  13. OK, stalls when hot but only after a "soaking heat", after running reliably for some long time. That is a tough one... You've replaced a lot of parts. What was the source of the new fuel pump? KTM, or aftermarket? Used pump, or new? I think we know these pumps tend to fail when they get hot. I think it is the ECU that decides the pump should cycle off-to-on-to-off, dependent on fuel pressure. So, if the fuel pressure switch / sensor is broken, perhaps the pump is on, full time? You would not know it, but the pump would get hot. New parts also have "infant mortality", it's not uncommon. Just 'cause the fuel pump is new, does not mean its gonna work out long term. My money is problem is somewhere in the fuel system, and these two causes are leaders. Insure no blockage / kinks in the gas tank air vent outlet (dirt clogging vent inlet?). That could cause a very slow, long time interval, vapor lock. Air mass sensor, in the airbox? Air temperature sensor? Failure of either of these would indicate an incorrect air mass setting for the fuel delivery? There is a common failure of the wire loom for these two sensors. The wrap that holds them to the frame eventually cuts the wires from the vibration. The stator ohm reading would be a "red flag" for a battery condition. Have you put a voltmeter across the battery? What is the voltage? (Mine reads 14.1 - 14.3 VDC reliably, even at idle). EDIT: This could be a red flag anyway. I have seen stators fail when they get hot (hot oil bath "cooling", remember), and appear to be OK when at room temp. However, if the battery voltage is "good" at *all* times (when just starting out, and also when cycle stalls), then this becomes less of a flag.
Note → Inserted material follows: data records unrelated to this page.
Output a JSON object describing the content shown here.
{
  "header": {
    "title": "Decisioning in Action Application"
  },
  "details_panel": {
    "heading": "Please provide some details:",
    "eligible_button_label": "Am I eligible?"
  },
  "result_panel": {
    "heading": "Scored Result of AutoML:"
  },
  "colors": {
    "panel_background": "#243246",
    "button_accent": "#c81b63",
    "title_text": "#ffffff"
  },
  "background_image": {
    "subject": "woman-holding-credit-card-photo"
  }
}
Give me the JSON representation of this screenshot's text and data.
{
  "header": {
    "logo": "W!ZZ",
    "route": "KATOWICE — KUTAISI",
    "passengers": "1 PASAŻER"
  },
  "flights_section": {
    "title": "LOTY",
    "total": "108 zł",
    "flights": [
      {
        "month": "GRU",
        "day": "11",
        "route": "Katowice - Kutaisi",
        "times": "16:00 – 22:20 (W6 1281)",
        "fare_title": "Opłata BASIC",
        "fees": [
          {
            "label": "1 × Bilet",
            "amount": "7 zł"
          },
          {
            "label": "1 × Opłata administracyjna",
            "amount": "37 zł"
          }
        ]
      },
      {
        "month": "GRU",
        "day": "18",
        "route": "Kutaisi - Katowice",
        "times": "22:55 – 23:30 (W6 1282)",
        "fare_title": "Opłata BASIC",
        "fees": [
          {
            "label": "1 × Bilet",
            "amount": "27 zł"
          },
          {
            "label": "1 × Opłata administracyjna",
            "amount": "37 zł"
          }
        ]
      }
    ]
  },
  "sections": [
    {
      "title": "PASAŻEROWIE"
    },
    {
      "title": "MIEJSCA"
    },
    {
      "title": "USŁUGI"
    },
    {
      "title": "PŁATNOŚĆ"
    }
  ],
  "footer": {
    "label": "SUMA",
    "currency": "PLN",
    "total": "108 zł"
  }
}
That's enough for now, I think. Post back further when you have more.